#### [Task brief]
What you give back should match the listing word for word.
───
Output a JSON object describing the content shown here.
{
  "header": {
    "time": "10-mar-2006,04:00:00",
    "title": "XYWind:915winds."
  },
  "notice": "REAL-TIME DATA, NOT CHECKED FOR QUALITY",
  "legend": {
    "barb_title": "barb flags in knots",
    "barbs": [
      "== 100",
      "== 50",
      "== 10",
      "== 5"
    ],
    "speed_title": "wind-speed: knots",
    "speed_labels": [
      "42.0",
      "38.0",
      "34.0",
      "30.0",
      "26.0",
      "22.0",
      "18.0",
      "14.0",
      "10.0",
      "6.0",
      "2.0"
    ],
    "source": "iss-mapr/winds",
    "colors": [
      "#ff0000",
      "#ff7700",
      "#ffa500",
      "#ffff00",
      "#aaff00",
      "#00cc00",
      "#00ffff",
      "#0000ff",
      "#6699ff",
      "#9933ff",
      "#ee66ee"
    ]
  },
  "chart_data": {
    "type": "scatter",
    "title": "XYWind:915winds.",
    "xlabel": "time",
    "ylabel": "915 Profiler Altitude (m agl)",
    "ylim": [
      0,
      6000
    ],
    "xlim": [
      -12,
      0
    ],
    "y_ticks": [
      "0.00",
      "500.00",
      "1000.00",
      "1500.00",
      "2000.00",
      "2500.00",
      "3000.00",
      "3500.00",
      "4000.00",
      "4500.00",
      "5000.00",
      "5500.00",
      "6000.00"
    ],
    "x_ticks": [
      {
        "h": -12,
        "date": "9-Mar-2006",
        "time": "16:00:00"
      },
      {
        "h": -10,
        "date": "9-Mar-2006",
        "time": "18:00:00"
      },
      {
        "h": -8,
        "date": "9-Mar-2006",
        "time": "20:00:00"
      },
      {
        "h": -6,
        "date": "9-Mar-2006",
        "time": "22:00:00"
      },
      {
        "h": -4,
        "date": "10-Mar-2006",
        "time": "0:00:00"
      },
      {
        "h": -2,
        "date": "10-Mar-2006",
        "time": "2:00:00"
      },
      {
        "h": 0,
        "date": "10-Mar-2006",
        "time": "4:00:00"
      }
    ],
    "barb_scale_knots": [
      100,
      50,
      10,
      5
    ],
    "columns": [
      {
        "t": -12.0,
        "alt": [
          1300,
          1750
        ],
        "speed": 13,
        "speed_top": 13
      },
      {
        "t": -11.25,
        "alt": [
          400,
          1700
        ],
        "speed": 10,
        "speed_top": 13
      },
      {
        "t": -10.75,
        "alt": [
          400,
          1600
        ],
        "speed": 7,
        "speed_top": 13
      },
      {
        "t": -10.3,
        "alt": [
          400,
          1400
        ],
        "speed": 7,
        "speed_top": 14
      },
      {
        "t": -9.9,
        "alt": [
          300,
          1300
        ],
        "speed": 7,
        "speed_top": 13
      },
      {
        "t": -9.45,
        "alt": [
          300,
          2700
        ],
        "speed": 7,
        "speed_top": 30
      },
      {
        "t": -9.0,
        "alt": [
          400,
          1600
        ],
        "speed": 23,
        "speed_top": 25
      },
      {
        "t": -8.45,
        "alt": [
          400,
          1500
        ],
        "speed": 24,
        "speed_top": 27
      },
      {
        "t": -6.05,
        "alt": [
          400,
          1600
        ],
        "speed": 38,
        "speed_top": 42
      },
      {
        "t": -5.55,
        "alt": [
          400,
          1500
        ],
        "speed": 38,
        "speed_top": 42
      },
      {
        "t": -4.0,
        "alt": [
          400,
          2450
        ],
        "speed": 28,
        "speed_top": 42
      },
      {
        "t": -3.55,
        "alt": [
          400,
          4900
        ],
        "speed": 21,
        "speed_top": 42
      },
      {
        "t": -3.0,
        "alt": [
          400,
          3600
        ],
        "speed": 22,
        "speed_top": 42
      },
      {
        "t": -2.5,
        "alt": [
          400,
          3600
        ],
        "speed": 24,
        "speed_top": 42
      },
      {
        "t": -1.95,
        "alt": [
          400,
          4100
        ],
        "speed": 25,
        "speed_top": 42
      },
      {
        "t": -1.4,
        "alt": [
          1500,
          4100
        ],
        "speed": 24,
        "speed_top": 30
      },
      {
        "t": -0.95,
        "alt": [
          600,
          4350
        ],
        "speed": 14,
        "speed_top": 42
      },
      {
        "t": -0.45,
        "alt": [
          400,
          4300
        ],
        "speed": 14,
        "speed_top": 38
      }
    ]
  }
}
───
#### [Response box]
Output a JSON object describing the content shown here.
{
  "header": {
    "time": "10-mar-2006,04:00:00",
    "title": "XYWind:915winds."
  },
  "notice": "REAL-TIME DATA, NOT CHECKED FOR QUALITY",
  "legend": {
    "barb_title": "barb flags in knots",
    "barbs": [
      "== 100",
      "== 50",
      "== 10",
      "== 5"
    ],
    "speed_title": "wind-speed: knots",
    "speed_labels": [
      "42.0",
      "38.0",
      "34.0",
      "30.0",
      "26.0",
      "22.0",
      "18.0",
      "14.0",
      "10.0",
      "6.0",
      "2.0"
    ],
    "source": "iss-mapr/winds",
    "colors": [
      "#ff0000",
      "#ff7700",
      "#ffa500",
      "#ffff00",
      "#aaff00",
      "#00cc00",
      "#00ffff",
      "#0000ff",
      "#6699ff",
      "#9933ff",
      "#ee66ee"
    ]
  },
  "chart_data": {
    "type": "scatter",
    "title": "XYWind:915winds.",
    "xlabel": "time",
    "ylabel": "915 Profiler Altitude (m agl)",
    "ylim": [
      0,
      6000
    ],
    "xlim": [
      -12,
      0
    ],
    "y_ticks": [
      "0.00",
      "500.00",
      "1000.00",
      "1500.00",
      "2000.00",
      "2500.00",
      "3000.00",
      "3500.00",
      "4000.00",
      "4500.00",
      "5000.00",
      "5500.00",
      "6000.00"
    ],
    "x_ticks": [
      {
        "h": -12,
        "date": "9-Mar-2006",
        "time": "16:00:00"
      },
      {
        "h": -10,
        "date": "9-Mar-2006",
        "time": "18:00:00"
      },
      {
        "h": -8,
        "date": "9-Mar-2006",
        "time": "20:00:00"
      },
      {
        "h": -6,
        "date": "9-Mar-2006",
        "time": "22:00:00"
      },
      {
        "h": -4,
        "date": "10-Mar-2006",
        "time": "0:00:00"
      },
      {
        "h": -2,
        "date": "10-Mar-2006",
        "time": "2:00:00"
      },
      {
        "h": 0,
        "date": "10-Mar-2006",
        "time": "4:00:00"
      }
    ],
    "barb_scale_knots": [
      100,
      50,
      10,
      5
    ],
    "columns": [
      {
        "t": -12.0,
        "alt": [
          1300,
          1750
        ],
        "speed": 13,
        "speed_top": 13
      },
      {
        "t": -11.25,
        "alt": [
          400,
          1700
        ],
        "speed": 10,
        "speed_top": 13
      },
      {
        "t": -10.75,
        "alt": [
          400,
          1600
        ],
        "speed": 7,
        "speed_top": 13
      },
      {
        "t": -10.3,
        "alt": [
          400,
          1400
        ],
        "speed": 7,
        "speed_top": 14
      },
      {
        "t": -9.9,
        "alt": [
          300,
          1300
        ],
        "speed": 7,
        "speed_top": 13
      },
      {
        "t": -9.45,
        "alt": [
          300,
          2700
        ],
        "speed": 7,
        "speed_top": 30
      },
      {
        "t": -9.0,
        "alt": [
          400,
          1600
        ],
        "speed": 23,
        "speed_top": 25
      },
      {
        "t": -8.45,
        "alt": [
          400,
          1500
        ],
        "speed": 24,
        "speed_top": 27
      },
      {
        "t": -6.05,
        "alt": [
          400,
          1600
        ],
        "speed": 38,
        "speed_top": 42
      },
      {
        "t": -5.55,
        "alt": [
          400,
          1500
        ],
        "speed": 38,
        "speed_top": 42
      },
      {
        "t": -4.0,
        "alt": [
          400,
          2450
        ],
        "speed": 28,
        "speed_top": 42
      },
      {
        "t": -3.55,
        "alt": [
          400,
          4900
        ],
        "speed": 21,
        "speed_top": 42
      },
      {
        "t": -3.0,
        "alt": [
          400,
          3600
        ],
        "speed": 22,
        "speed_top": 42
      },
      {
        "t": -2.5,
        "alt": [
          400,
          3600
        ],
        "speed": 24,
        "speed_top": 42
      },
      {
        "t": -1.95,
        "alt": [
          400,
          4100
        ],
        "speed": 25,
        "speed_top": 42
      },
      {
        "t": -1.4,
        "alt": [
          1500,
          4100
        ],
        "speed": 24,
        "speed_top": 30
      },
      {
        "t": -0.95,
        "alt": [
          600,
          4350
        ],
        "speed": 14,
        "speed_top": 42
      },
      {
        "t": -0.45,
        "alt": [
          400,
          4300
        ],
        "speed": 14,
        "speed_top": 38
      }
    ]
  }
}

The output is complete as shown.